Content starts

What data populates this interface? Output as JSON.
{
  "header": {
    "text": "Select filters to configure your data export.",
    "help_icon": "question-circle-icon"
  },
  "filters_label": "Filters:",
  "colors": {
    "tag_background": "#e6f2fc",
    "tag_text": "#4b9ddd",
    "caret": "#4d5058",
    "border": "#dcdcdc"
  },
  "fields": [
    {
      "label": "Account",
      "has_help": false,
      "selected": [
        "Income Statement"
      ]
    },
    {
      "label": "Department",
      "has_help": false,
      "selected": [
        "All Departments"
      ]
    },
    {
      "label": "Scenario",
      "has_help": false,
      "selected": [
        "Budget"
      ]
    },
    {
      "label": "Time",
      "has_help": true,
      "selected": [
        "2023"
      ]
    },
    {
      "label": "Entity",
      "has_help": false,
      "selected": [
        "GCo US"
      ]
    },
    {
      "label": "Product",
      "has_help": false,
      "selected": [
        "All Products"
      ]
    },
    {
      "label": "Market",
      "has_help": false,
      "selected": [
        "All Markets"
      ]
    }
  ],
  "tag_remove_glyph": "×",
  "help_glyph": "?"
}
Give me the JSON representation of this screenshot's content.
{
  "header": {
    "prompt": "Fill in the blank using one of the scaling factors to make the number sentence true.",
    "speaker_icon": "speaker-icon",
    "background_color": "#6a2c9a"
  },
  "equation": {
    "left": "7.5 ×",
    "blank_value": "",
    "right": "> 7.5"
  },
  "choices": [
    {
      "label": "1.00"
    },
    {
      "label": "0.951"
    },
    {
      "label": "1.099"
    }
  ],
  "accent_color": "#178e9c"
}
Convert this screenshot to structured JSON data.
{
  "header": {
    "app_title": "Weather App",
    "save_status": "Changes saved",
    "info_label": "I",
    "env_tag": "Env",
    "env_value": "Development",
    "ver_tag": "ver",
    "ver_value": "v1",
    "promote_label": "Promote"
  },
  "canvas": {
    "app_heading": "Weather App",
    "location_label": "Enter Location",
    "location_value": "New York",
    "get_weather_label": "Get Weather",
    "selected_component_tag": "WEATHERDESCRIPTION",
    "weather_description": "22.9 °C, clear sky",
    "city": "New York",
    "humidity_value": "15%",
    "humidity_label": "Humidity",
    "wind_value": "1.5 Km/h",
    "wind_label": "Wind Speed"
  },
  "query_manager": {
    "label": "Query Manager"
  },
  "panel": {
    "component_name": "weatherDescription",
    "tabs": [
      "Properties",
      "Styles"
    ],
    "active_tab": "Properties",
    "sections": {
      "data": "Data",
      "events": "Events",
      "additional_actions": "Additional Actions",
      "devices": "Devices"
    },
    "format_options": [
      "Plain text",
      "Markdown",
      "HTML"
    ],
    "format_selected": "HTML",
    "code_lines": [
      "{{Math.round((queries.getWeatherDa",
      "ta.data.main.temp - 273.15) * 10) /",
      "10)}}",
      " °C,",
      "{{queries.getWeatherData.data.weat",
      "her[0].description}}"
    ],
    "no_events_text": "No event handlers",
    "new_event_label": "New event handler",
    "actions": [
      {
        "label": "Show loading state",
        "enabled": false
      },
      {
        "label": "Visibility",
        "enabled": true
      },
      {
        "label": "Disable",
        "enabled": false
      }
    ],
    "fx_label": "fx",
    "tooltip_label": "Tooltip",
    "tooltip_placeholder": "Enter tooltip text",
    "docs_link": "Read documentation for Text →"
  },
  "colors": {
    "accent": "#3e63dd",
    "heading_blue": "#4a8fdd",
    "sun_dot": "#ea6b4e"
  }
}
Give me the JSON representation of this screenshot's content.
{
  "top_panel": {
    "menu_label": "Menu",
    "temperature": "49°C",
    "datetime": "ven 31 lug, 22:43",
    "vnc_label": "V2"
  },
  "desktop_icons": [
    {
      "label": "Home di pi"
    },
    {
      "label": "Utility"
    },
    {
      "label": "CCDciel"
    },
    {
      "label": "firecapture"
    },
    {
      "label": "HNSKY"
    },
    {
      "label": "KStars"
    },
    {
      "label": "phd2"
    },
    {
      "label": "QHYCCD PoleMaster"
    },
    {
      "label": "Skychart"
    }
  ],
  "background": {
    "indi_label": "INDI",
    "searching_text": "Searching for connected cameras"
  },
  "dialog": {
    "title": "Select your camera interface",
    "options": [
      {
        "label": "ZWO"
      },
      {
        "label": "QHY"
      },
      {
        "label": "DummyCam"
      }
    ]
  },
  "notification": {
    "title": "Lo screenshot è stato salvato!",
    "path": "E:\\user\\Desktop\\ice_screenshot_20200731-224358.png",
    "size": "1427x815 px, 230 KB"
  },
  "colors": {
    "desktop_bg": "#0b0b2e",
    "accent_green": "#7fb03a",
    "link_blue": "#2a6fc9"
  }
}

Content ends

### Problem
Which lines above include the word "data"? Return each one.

### Result of this exercise
What data populates this interface? Output as JSON.
    "text": "Select filters to configure your data export.",
Convert this screenshot to structured JSON data.
      "data": "Data",
      "ta.data.main.temp - 273.15) * 10) /",
      "{{queries.getWeatherData.data.weat",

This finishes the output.